New Delhi: A new study has found that the age of father at the time of his children are born can influence the social development, behaviour including conduct and peer problems, hyperactivity and emotional quotient of the resulting offspring.
Analysing social behaviors of children from early childhood until adolescence, researchers at the Seaver Autism Center for Research and Treatment at Mount Sinai Hospital in New York City found that those born to very young and older fathers - below 25 and over 51 years of age, respectively - showed more prosocial behaviours in early development.
However, by the time they reached adolescence, they lagged behind their peers who had middle-aged fathers.
"Our study suggests that social skills are a key domain affected by paternal age," said Magdalena Janecka, doctoral candidate at the Icahn School of Medicine in New York City.
"What was interesting is that the development of those skills was altered in the children of both older as well as very young fathers," Janecka added.
"In extreme cases, these effects may contribute to clinical disorders. Our study, however, suggests that they could also be much more subtle," the study said.
These findings may offer insights into how paternal age influences children's risk of autism and schizophrenia, which was shown in earlier studies, the researchers said.
"Our results suggests that children born to very young or older fathers may find social situations more challenging, even if they do not meet the diagnostic criteria for autism," Janecka said.
Further, development of social skills was found to be influenced predominantly by genetic rather than environmental factors and that those genetic effects became even more important as the paternal age increased.

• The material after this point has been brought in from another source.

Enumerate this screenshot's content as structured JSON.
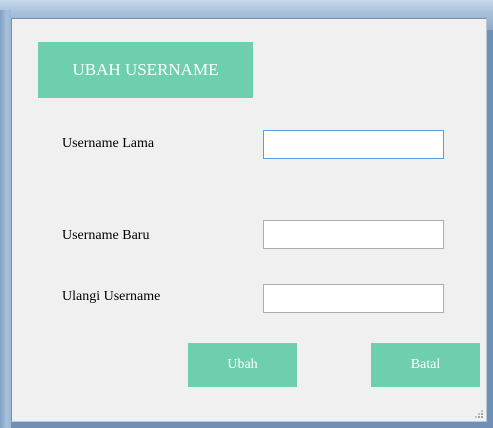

However, these effects were specific to the social domain and were not observed in relation to maternal age, the researchers stated.

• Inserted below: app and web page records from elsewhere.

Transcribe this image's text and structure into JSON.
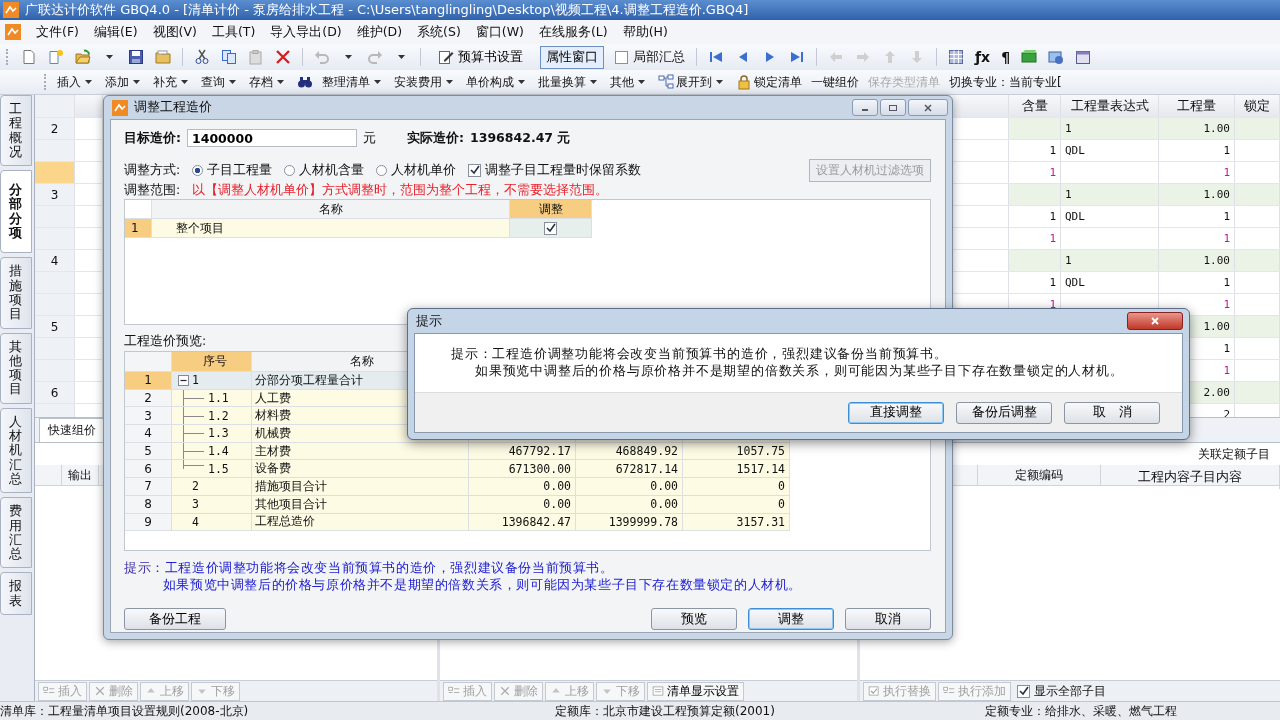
{
  "window": {
    "title": "广联达计价软件 GBQ4.0 - [清单计价 - 泵房给排水工程 - C:\\Users\\tanglingling\\Desktop\\视频工程\\4.调整工程造价.GBQ4]"
  },
  "menu": [
    "文件(F)",
    "编辑(E)",
    "视图(V)",
    "工具(T)",
    "导入导出(D)",
    "维护(D)",
    "系统(S)",
    "窗口(W)",
    "在线服务(L)",
    "帮助(H)"
  ],
  "toolbar": {
    "buttons": [
      {
        "kind": "button",
        "label": "预算书设置",
        "selected": false
      },
      {
        "kind": "button",
        "label": "属性窗口",
        "selected": true
      },
      {
        "kind": "check",
        "label": "局部汇总",
        "checked": false
      }
    ],
    "glyphs": [
      "ƒx",
      "¶"
    ]
  },
  "command_bar": [
    {
      "kind": "text",
      "label": "插入",
      "dropdown": true
    },
    {
      "kind": "text",
      "label": "添加",
      "dropdown": true
    },
    {
      "kind": "text",
      "label": "补充",
      "dropdown": true
    },
    {
      "kind": "text",
      "label": "查询",
      "dropdown": true
    },
    {
      "kind": "text",
      "label": "存档",
      "dropdown": true
    },
    {
      "kind": "search"
    },
    {
      "kind": "text",
      "label": "整理清单",
      "dropdown": true
    },
    {
      "kind": "text",
      "label": "安装费用",
      "dropdown": true
    },
    {
      "kind": "text",
      "label": "单价构成",
      "dropdown": true
    },
    {
      "kind": "text",
      "label": "批量换算",
      "dropdown": true
    },
    {
      "kind": "text",
      "label": "其他",
      "dropdown": true
    },
    {
      "kind": "tree",
      "label": "展开到",
      "dropdown": true
    },
    {
      "kind": "lock",
      "label": "锁定清单",
      "dropdown": false
    },
    {
      "kind": "text",
      "label": "一键组价",
      "dropdown": false
    },
    {
      "kind": "text",
      "label": "保存类型清单",
      "dropdown": false,
      "disabled": true
    },
    {
      "kind": "text",
      "label": "切换专业：当前专业[",
      "dropdown": false
    }
  ],
  "side_tabs": [
    {
      "label": "工程概况",
      "selected": false
    },
    {
      "label": "分部分项",
      "selected": true
    },
    {
      "label": "措施项目",
      "selected": false
    },
    {
      "label": "其他项目",
      "selected": false
    },
    {
      "label": "人材机汇总",
      "selected": false
    },
    {
      "label": "费用汇总",
      "selected": false
    },
    {
      "label": "报表",
      "selected": false
    }
  ],
  "grid": {
    "columns": [
      "含量",
      "工程量表达式",
      "工程量",
      "锁定"
    ],
    "rows": [
      {
        "kind": "list",
        "no": "2",
        "selected": false,
        "cells": [
          "",
          "1",
          "1.00"
        ]
      },
      {
        "kind": "quota",
        "selected": false,
        "cells": [
          "1",
          "QDL",
          "1"
        ]
      },
      {
        "kind": "material",
        "selected": true,
        "cells": [
          "1",
          "",
          "1"
        ]
      },
      {
        "kind": "list",
        "no": "3",
        "selected": false,
        "cells": [
          "",
          "1",
          "1.00"
        ]
      },
      {
        "kind": "quota",
        "selected": false,
        "cells": [
          "1",
          "QDL",
          "1"
        ]
      },
      {
        "kind": "material",
        "selected": false,
        "cells": [
          "1",
          "",
          "1"
        ]
      },
      {
        "kind": "list",
        "no": "4",
        "selected": false,
        "cells": [
          "",
          "1",
          "1.00"
        ]
      },
      {
        "kind": "quota",
        "selected": false,
        "cells": [
          "1",
          "QDL",
          "1"
        ]
      },
      {
        "kind": "material",
        "selected": false,
        "cells": [
          "1",
          "",
          "1"
        ]
      },
      {
        "kind": "list",
        "no": "5",
        "selected": false,
        "cells": [
          "",
          "",
          "1.00"
        ]
      },
      {
        "kind": "quota",
        "selected": false,
        "cells": [
          "",
          "",
          "1"
        ]
      },
      {
        "kind": "material",
        "selected": false,
        "cells": [
          "",
          "",
          "1"
        ]
      },
      {
        "kind": "list",
        "no": "6",
        "selected": false,
        "cells": [
          "",
          "",
          "2.00"
        ]
      },
      {
        "kind": "quota",
        "selected": false,
        "cells": [
          "",
          "",
          "2"
        ]
      }
    ]
  },
  "tabs": [
    {
      "label": "快速组价",
      "selected": true
    }
  ],
  "panels": {
    "left": {
      "columns": [
        "输出"
      ]
    },
    "right": {
      "title": "关联定额子目",
      "columns": [
        "定额编码",
        "工程内容子目内容"
      ]
    }
  },
  "bottom_toolbars": [
    [
      {
        "kind": "insert",
        "label": "插入",
        "disabled": true
      },
      {
        "kind": "delete",
        "label": "删除",
        "disabled": true
      },
      {
        "kind": "up",
        "label": "上移",
        "disabled": true
      },
      {
        "kind": "down",
        "label": "下移",
        "disabled": true
      }
    ],
    [
      {
        "kind": "insert",
        "label": "插入",
        "disabled": true
      },
      {
        "kind": "delete",
        "label": "删除",
        "disabled": true
      },
      {
        "kind": "up",
        "label": "上移",
        "disabled": true
      },
      {
        "kind": "down",
        "label": "下移",
        "disabled": true
      },
      {
        "kind": "list",
        "label": "清单显示设置",
        "disabled": false
      }
    ],
    [
      {
        "kind": "check",
        "label": "执行替换",
        "disabled": true
      },
      {
        "kind": "insert",
        "label": "执行添加",
        "disabled": true
      }
    ]
  ],
  "show_all": {
    "label": "显示全部子目",
    "checked": true
  },
  "status_bar": [
    "清单库：工程量清单项目设置规则(2008-北京)",
    "定额库：北京市建设工程预算定额(2001)",
    "定额专业：给排水、采暖、燃气工程"
  ],
  "dialog": {
    "title": "调整工程造价",
    "target_label": "目标造价:",
    "target_value": "1400000",
    "target_unit": "元",
    "actual_label": "实际造价:",
    "actual_value": "1396842.47 元",
    "mode_label": "调整方式:",
    "modes": [
      {
        "label": "子目工程量",
        "selected": true
      },
      {
        "label": "人材机含量",
        "selected": false
      },
      {
        "label": "人材机单价",
        "selected": false
      }
    ],
    "keep_factor": {
      "label": "调整子目工程量时保留系数",
      "checked": true
    },
    "filter_button": {
      "label": "设置人材机过滤选项",
      "disabled": true
    },
    "range_label": "调整范围:",
    "range_note": "以【调整人材机单价】方式调整时，范围为整个工程，不需要选择范围。",
    "range_table": {
      "columns": [
        "名称",
        "调整"
      ],
      "rows": [
        {
          "row": "1",
          "name": "整个项目",
          "checked": true
        }
      ]
    },
    "preview_label": "工程造价预览:",
    "preview": {
      "columns": [
        "序号",
        "名称"
      ],
      "rows": [
        {
          "row": "1",
          "no": "1",
          "name": "分部分项工程量合计",
          "expanded": true,
          "selected": true,
          "children": [
            {
              "row": "2",
              "no": "1.1",
              "name": "人工费",
              "selected": false
            },
            {
              "row": "3",
              "no": "1.2",
              "name": "材料费",
              "selected": false
            },
            {
              "row": "4",
              "no": "1.3",
              "name": "机械费",
              "selected": false
            },
            {
              "row": "5",
              "no": "1.4",
              "name": "主材费",
              "selected": false,
              "values": [
                "467792.17",
                "468849.92",
                "1057.75"
              ]
            },
            {
              "row": "6",
              "no": "1.5",
              "name": "设备费",
              "selected": false,
              "values": [
                "671300.00",
                "672817.14",
                "1517.14"
              ]
            }
          ]
        },
        {
          "row": "7",
          "no": "2",
          "name": "措施项目合计",
          "selected": false,
          "values": [
            "0.00",
            "0.00",
            "0"
          ]
        },
        {
          "row": "8",
          "no": "3",
          "name": "其他项目合计",
          "selected": false,
          "values": [
            "0.00",
            "0.00",
            "0"
          ]
        },
        {
          "row": "9",
          "no": "4",
          "name": "工程总造价",
          "selected": false,
          "values": [
            "1396842.47",
            "1399999.78",
            "3157.31"
          ]
        }
      ]
    },
    "hint_label": "提示：",
    "hint_lines": [
      "工程造价调整功能将会改变当前预算书的造价，强烈建议备份当前预算书。",
      "如果预览中调整后的价格与原价格并不是期望的倍数关系，则可能因为某些子目下存在数量锁定的人材机。"
    ],
    "buttons": [
      {
        "label": "备份工程",
        "focused": false
      },
      {
        "label": "预览",
        "focused": false
      },
      {
        "label": "调整",
        "focused": true
      },
      {
        "label": "取消",
        "focused": false
      }
    ]
  },
  "prompt": {
    "title": "提示",
    "lines": [
      "提示：工程造价调整功能将会改变当前预算书的造价，强烈建议备份当前预算书。",
      "如果预览中调整后的价格与原价格并不是期望的倍数关系，则可能因为某些子目下存在数量锁定的人材机。"
    ],
    "buttons": [
      {
        "label": "直接调整",
        "focused": true
      },
      {
        "label": "备份后调整",
        "focused": false
      },
      {
        "label": "取　消",
        "focused": false
      }
    ]
  }
}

The team analysed more than 15,000 twins, who were followed between the ages of 4 and 16 to assess the children's social skills in relation to their father's age at the time of conception.
The study has been published in the Journal of the American Academy of Child and Adolescent Psychiatry (JAACAP).
(With IANS inputs)